=== SUPPLIED MATERIAL ===

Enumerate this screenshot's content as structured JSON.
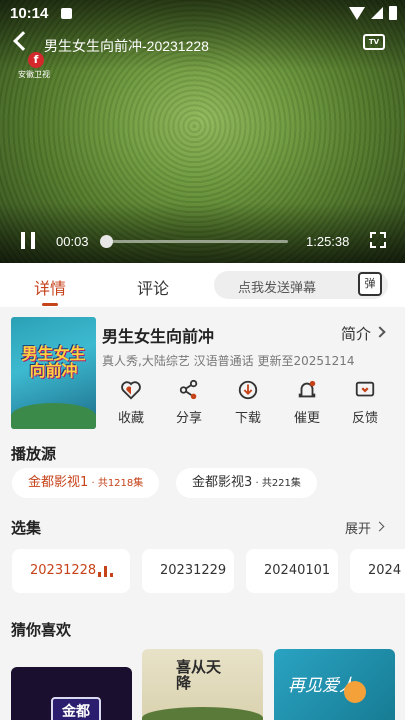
{
  "status": {
    "time": "10:14"
  },
  "player": {
    "title": "男生女生向前冲-20231228",
    "channel_logo_text": "安徽卫视",
    "channel_logo_glyph": "f",
    "tv_icon_label": "TV",
    "current_time": "00:03",
    "duration": "1:25:38",
    "progress": 0.01
  },
  "tabs": [
    {
      "label": "详情",
      "active": true
    },
    {
      "label": "评论",
      "active": false
    }
  ],
  "danmu": {
    "placeholder": "点我发送弹幕",
    "button_label": "弹"
  },
  "show": {
    "poster_text": "男生女生向前冲",
    "title": "男生女生向前冲",
    "intro_label": "简介",
    "meta": "真人秀,大陆综艺 汉语普通话 更新至20251214"
  },
  "actions": [
    {
      "label": "收藏",
      "icon": "heart-icon"
    },
    {
      "label": "分享",
      "icon": "share-icon"
    },
    {
      "label": "下载",
      "icon": "download-icon"
    },
    {
      "label": "催更",
      "icon": "bell-icon"
    },
    {
      "label": "反馈",
      "icon": "feedback-icon"
    }
  ],
  "sources": {
    "title": "播放源",
    "items": [
      {
        "name": "金都影视1",
        "count": " · 共1218集",
        "active": true
      },
      {
        "name": "金都影视3",
        "count": " · 共221集",
        "active": false
      }
    ]
  },
  "episodes": {
    "title": "选集",
    "expand_label": "展开",
    "items": [
      {
        "label": "20231228",
        "active": true
      },
      {
        "label": "20231229",
        "active": false
      },
      {
        "label": "20240101",
        "active": false
      },
      {
        "label": "2024",
        "active": false
      }
    ]
  },
  "recommend": {
    "title": "猜你喜欢",
    "cards": [
      {
        "text": "金都",
        "color": "#1a0f2e"
      },
      {
        "text": "喜从天降",
        "color": "#e8e2c8"
      },
      {
        "text": "再见爱人",
        "color": "#1e8aa6"
      }
    ]
  },
  "colors": {
    "accent": "#c6431a"
  }
}
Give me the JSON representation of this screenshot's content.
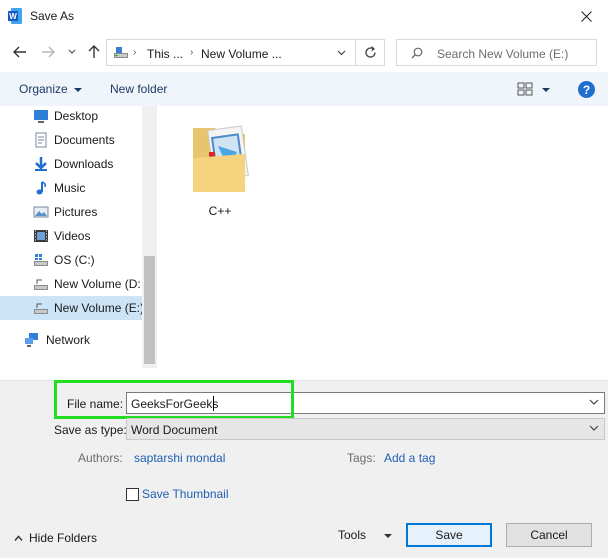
{
  "window": {
    "title": "Save As",
    "app_icon": "word-icon"
  },
  "address": {
    "crumbs": [
      "This ...",
      "New Volume ..."
    ],
    "search_placeholder": "Search New Volume (E:)"
  },
  "toolbar": {
    "organize": "Organize",
    "new_folder": "New folder",
    "help": "?"
  },
  "nav": {
    "items": [
      {
        "label": "Desktop",
        "icon": "desktop-icon"
      },
      {
        "label": "Documents",
        "icon": "documents-icon"
      },
      {
        "label": "Downloads",
        "icon": "downloads-icon"
      },
      {
        "label": "Music",
        "icon": "music-icon"
      },
      {
        "label": "Pictures",
        "icon": "pictures-icon"
      },
      {
        "label": "Videos",
        "icon": "videos-icon"
      },
      {
        "label": "OS (C:)",
        "icon": "drive-icon"
      },
      {
        "label": "New Volume (D:",
        "icon": "drive-icon"
      },
      {
        "label": "New Volume (E:)",
        "icon": "drive-icon",
        "selected": true
      },
      {
        "label": "Network",
        "icon": "network-icon"
      }
    ]
  },
  "content": {
    "items": [
      {
        "name": "C++",
        "type": "folder"
      }
    ]
  },
  "form": {
    "file_name_label": "File name:",
    "file_name_value": "GeeksForGeeks",
    "save_type_label": "Save as type:",
    "save_type_value": "Word Document",
    "authors_label": "Authors:",
    "authors_value": "saptarshi mondal",
    "tags_label": "Tags:",
    "tags_value": "Add a tag",
    "save_thumbnail_label": "Save Thumbnail",
    "save_thumbnail_checked": false
  },
  "footer": {
    "hide_folders": "Hide Folders",
    "tools": "Tools",
    "save": "Save",
    "cancel": "Cancel"
  },
  "colors": {
    "highlight": "#22dd22",
    "accent": "#0078d7",
    "link": "#1f5fb4",
    "selected": "#cce4f7"
  }
}
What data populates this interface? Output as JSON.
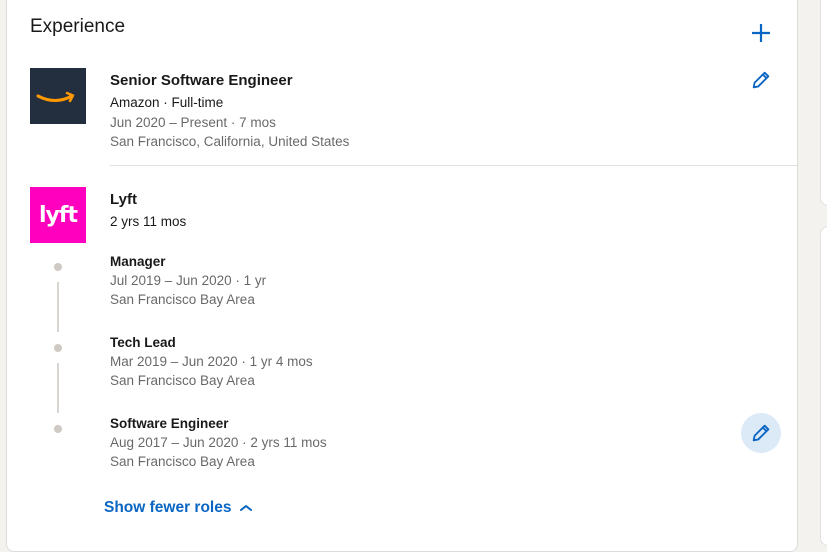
{
  "section": {
    "title": "Experience",
    "add_icon": "plus-icon",
    "edit_icon": "pencil-icon"
  },
  "amazon": {
    "title": "Senior Software Engineer",
    "company_line": "Amazon · Full-time",
    "dates": "Jun 2020 – Present",
    "duration": "7 mos",
    "location": "San Francisco, California, United States"
  },
  "lyft": {
    "logo_text": "lyft",
    "company": "Lyft",
    "total_duration": "2 yrs 11 mos",
    "roles": [
      {
        "title": "Manager",
        "dates": "Jul 2019 – Jun 2020",
        "duration": "1 yr",
        "location": "San Francisco Bay Area"
      },
      {
        "title": "Tech Lead",
        "dates": "Mar 2019 – Jun 2020",
        "duration": "1 yr 4 mos",
        "location": "San Francisco Bay Area"
      },
      {
        "title": "Software Engineer",
        "dates": "Aug 2017 – Jun 2020",
        "duration": "2 yrs 11 mos",
        "location": "San Francisco Bay Area"
      }
    ],
    "show_fewer_label": "Show fewer roles"
  },
  "colors": {
    "accent": "#0a66c2",
    "lyft_pink": "#ff00bf",
    "amazon_bg": "#232f3e",
    "amazon_smile": "#ff9900"
  }
}
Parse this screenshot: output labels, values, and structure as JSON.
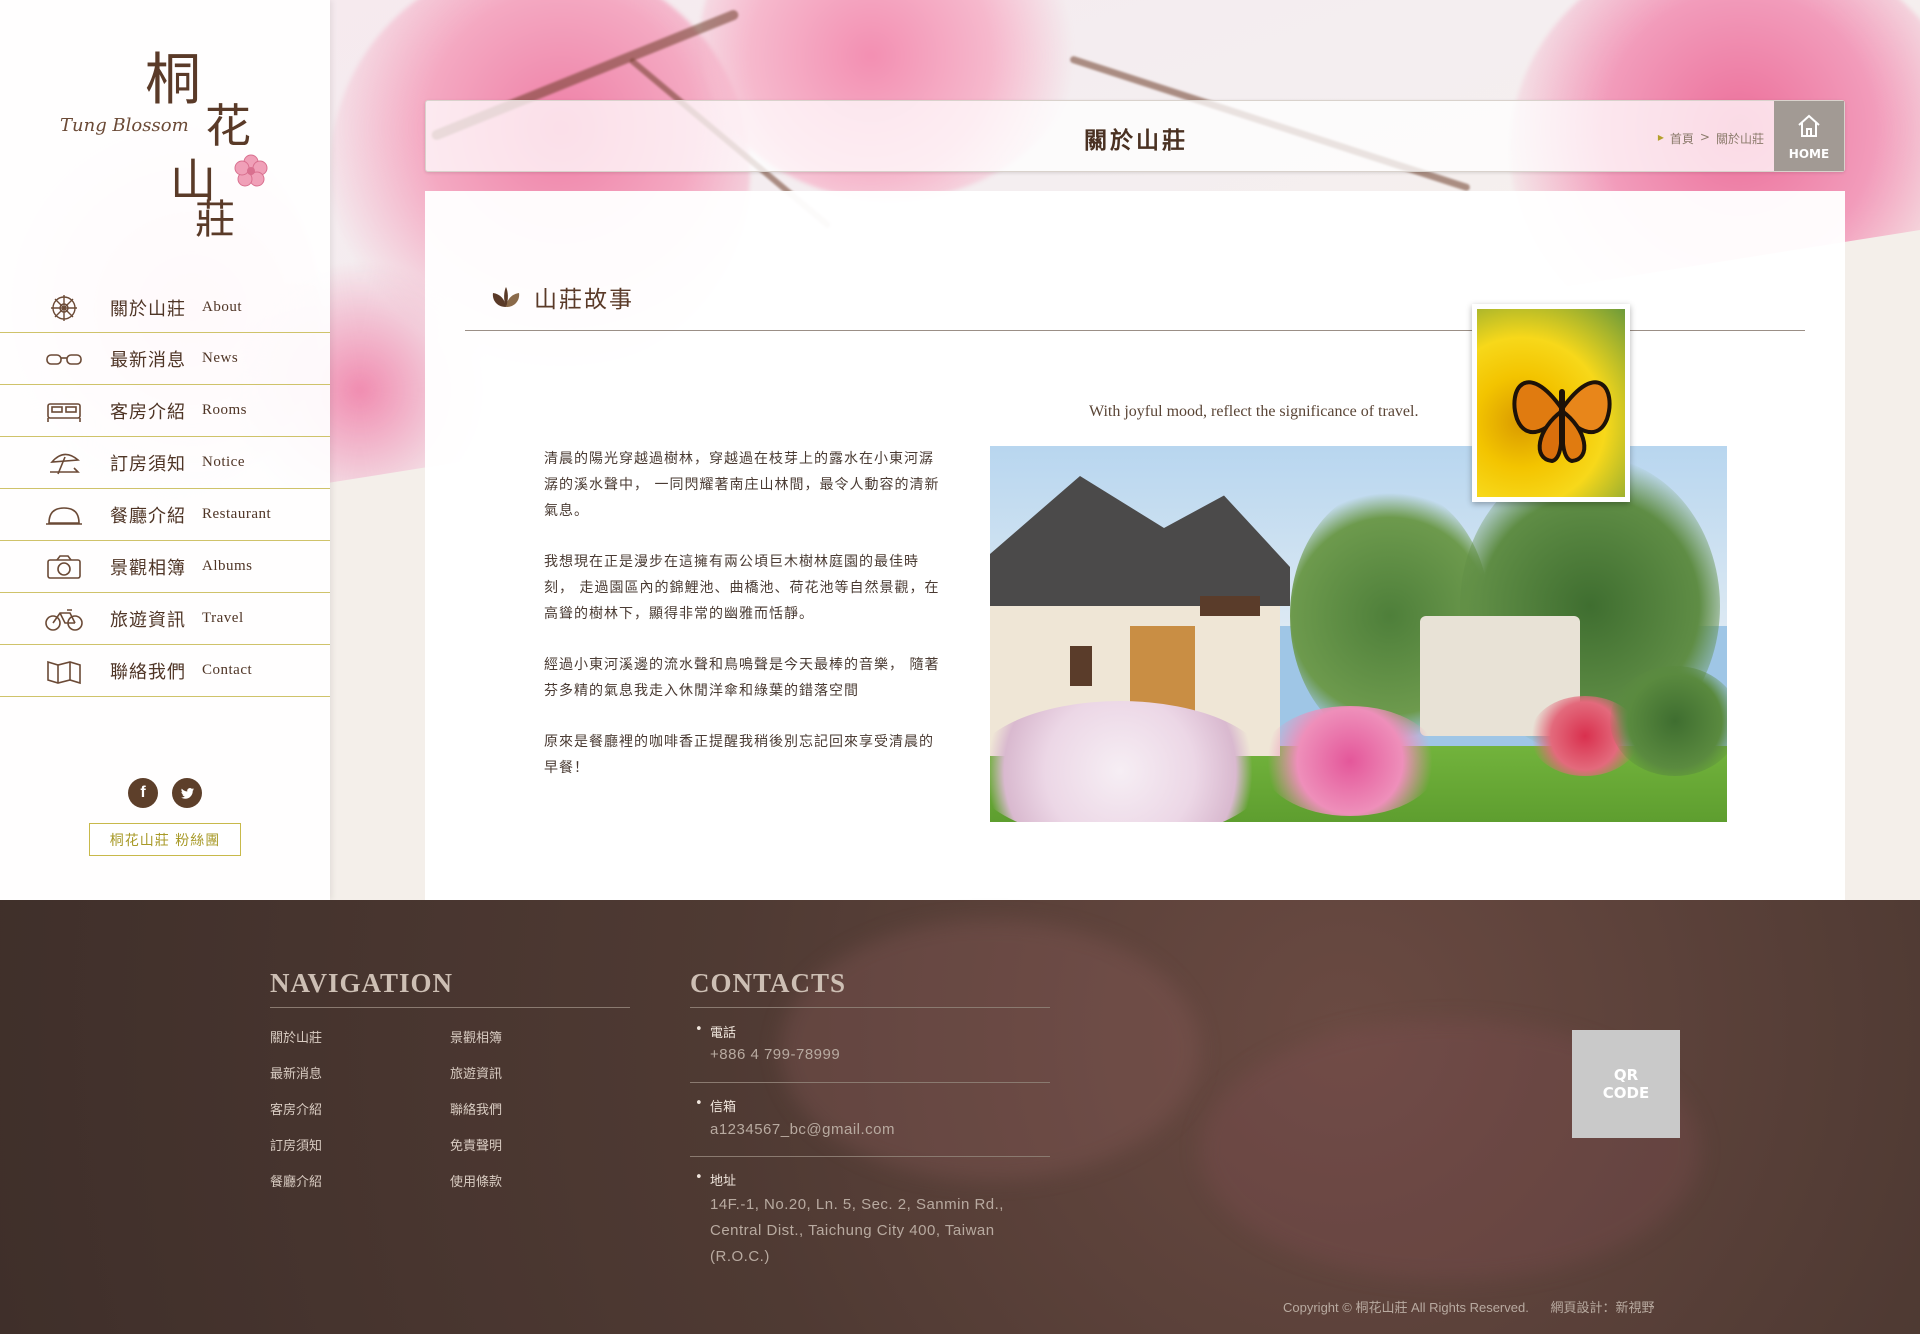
{
  "brand": {
    "name_en": "Tung Blossom",
    "name_cn_chars": [
      "桐",
      "花",
      "山",
      "莊"
    ]
  },
  "sidebar": {
    "items": [
      {
        "cn": "關於山莊",
        "en": "About",
        "icon": "dharma-wheel-icon"
      },
      {
        "cn": "最新消息",
        "en": "News",
        "icon": "glasses-icon"
      },
      {
        "cn": "客房介紹",
        "en": "Rooms",
        "icon": "bed-icon"
      },
      {
        "cn": "訂房須知",
        "en": "Notice",
        "icon": "beach-umbrella-icon"
      },
      {
        "cn": "餐廳介紹",
        "en": "Restaurant",
        "icon": "cloche-icon"
      },
      {
        "cn": "景觀相簿",
        "en": "Albums",
        "icon": "camera-icon"
      },
      {
        "cn": "旅遊資訊",
        "en": "Travel",
        "icon": "bicycle-icon"
      },
      {
        "cn": "聯絡我們",
        "en": "Contact",
        "icon": "map-icon"
      }
    ],
    "social": {
      "facebook": "f",
      "twitter": "t"
    },
    "fan_page_label": "桐花山莊 粉絲團"
  },
  "header": {
    "title": "關於山莊",
    "breadcrumb": {
      "home": "首頁",
      "separator": ">",
      "current": "關於山莊"
    },
    "home_button": "HOME"
  },
  "content": {
    "section_title": "山莊故事",
    "tagline": "With joyful mood, reflect the significance of travel.",
    "paragraphs": [
      "清晨的陽光穿越過樹林，穿越過在枝芽上的露水在小東河潺潺的溪水聲中， 一同閃耀著南庄山林間，最令人動容的清新氣息。",
      "我想現在正是漫步在這擁有兩公頃巨木樹林庭園的最佳時刻， 走過園區內的錦鯉池、曲橋池、荷花池等自然景觀，在高聳的樹林下，顯得非常的幽雅而恬靜。",
      "經過小東河溪邊的流水聲和鳥鳴聲是今天最棒的音樂， 隨著芬多精的氣息我走入休閒洋傘和綠葉的錯落空間",
      "原來是餐廳裡的咖啡香正提醒我稍後別忘記回來享受清晨的早餐！"
    ]
  },
  "footer": {
    "navigation_heading": "NAVIGATION",
    "nav_col1": [
      "關於山莊",
      "最新消息",
      "客房介紹",
      "訂房須知",
      "餐廳介紹"
    ],
    "nav_col2": [
      "景觀相簿",
      "旅遊資訊",
      "聯絡我們",
      "免責聲明",
      "使用條款"
    ],
    "contacts_heading": "CONTACTS",
    "phone_label": "電話",
    "phone": "+886 4 799-78999",
    "email_label": "信箱",
    "email": "a1234567_bc@gmail.com",
    "address_label": "地址",
    "address_lines": [
      "14F.-1, No.20, Ln. 5, Sec. 2, Sanmin Rd.,",
      "Central Dist., Taichung City 400, Taiwan",
      "(R.O.C.)"
    ],
    "qr_lines": [
      "QR",
      "CODE"
    ],
    "copyright": "Copyright © 桐花山莊 All Rights Reserved.",
    "designer": "網頁設計：新視野"
  },
  "colors": {
    "brown": "#5a3a28",
    "gold_rule": "#cfc36a",
    "footer_bg": "#4f3a33",
    "home_btn": "#a29a94"
  }
}
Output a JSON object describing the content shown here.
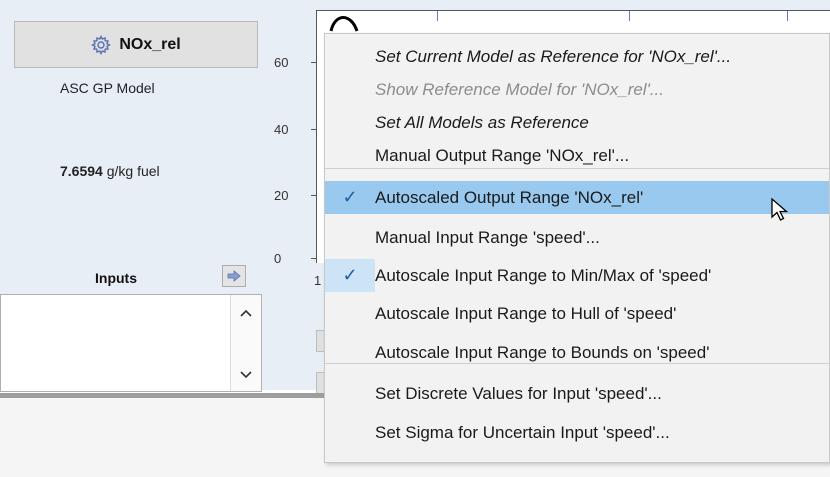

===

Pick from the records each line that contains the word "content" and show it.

Enumerate this screenshot's content as structured JSON.
Give me the JSON representation of this screenshot's content.
  "content": {
  "content": {
Output a JSON object describing the content shown here.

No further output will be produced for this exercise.